Unfortunately, the Republican budget would cut the agency that polices these trades by one-third. We need more cops on the beat, not fewer. Second, if we invest in transit right now, assisting local transit systems to get more people to take transit, that will reduce oil some.

Third, we need to increase incentives for people to buy electric vehicles and extremely-high-efficiency cars. Both those things are going to take money, which is why if you sold oil from the reserve, sold a little bit, you could make at least $3 billion, and invest in both transit and electric vehicles. And that would reduce oil use right away.

GWEN IFILL: Lisa Margonelli, how realistic is it? It might reduce oil use. Does it reduce oil prices, which is the issue at hand?

LISA MARGONELLI: I don’t think it will reduce oil prices.

I think that we need kind of, actually, a worldwide response to reduce demand. The other thing is, is that, you know, reducing prices may not be possible in this case. What we’re talking about and the reason everyone is so scared that maybe we’re not just talking about one million barrels of oil a day coming off the market in Libya. Maybe we’re talking about something much larger in the Middle East.

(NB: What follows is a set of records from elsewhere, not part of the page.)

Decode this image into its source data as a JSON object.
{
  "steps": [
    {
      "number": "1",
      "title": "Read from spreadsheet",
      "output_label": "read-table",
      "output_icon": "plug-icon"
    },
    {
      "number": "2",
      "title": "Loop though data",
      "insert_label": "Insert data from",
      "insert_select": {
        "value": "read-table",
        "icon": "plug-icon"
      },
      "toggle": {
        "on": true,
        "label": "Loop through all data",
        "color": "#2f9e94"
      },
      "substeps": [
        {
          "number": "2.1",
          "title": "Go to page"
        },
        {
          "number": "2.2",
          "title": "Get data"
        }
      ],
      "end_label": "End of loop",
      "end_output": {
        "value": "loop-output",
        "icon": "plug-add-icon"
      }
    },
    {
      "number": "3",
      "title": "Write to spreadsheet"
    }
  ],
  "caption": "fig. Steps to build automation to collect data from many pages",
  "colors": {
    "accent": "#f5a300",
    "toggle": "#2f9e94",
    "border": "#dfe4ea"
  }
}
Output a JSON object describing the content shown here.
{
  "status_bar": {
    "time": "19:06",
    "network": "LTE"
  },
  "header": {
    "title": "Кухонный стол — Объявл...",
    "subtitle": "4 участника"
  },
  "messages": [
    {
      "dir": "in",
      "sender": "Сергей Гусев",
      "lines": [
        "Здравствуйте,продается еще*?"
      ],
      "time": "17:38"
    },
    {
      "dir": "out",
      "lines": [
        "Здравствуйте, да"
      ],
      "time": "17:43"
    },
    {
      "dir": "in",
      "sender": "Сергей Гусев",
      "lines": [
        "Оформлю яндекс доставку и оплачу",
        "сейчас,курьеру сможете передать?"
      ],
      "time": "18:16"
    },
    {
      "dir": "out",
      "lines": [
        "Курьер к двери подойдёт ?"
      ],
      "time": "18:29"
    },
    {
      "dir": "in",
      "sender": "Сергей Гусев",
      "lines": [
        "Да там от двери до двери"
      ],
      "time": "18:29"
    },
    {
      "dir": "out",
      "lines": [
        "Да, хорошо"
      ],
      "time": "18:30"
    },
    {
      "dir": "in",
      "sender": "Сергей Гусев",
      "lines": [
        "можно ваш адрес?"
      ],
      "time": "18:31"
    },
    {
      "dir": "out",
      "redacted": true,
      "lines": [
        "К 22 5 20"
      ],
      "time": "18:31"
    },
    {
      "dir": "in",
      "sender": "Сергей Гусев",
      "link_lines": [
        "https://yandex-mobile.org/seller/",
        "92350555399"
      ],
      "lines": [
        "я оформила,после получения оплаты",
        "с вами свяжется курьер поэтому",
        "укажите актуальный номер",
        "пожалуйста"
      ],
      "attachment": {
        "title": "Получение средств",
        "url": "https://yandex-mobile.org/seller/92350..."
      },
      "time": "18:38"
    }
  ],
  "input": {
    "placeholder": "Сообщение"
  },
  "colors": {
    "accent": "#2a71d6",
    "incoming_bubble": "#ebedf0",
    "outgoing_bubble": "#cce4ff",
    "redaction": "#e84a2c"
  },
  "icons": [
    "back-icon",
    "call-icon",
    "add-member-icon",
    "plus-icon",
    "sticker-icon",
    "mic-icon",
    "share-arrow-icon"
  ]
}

And, in that case, we’re in for something kind of long-term that is really going to cause us to completely reassess our priorities in the area.

GWEN IFILL: Lisa Margonelli, Daniel Weiss, thank you both very much.

DANIEL WEISS: Thank you.

LISA MARGONELLI: Thank you.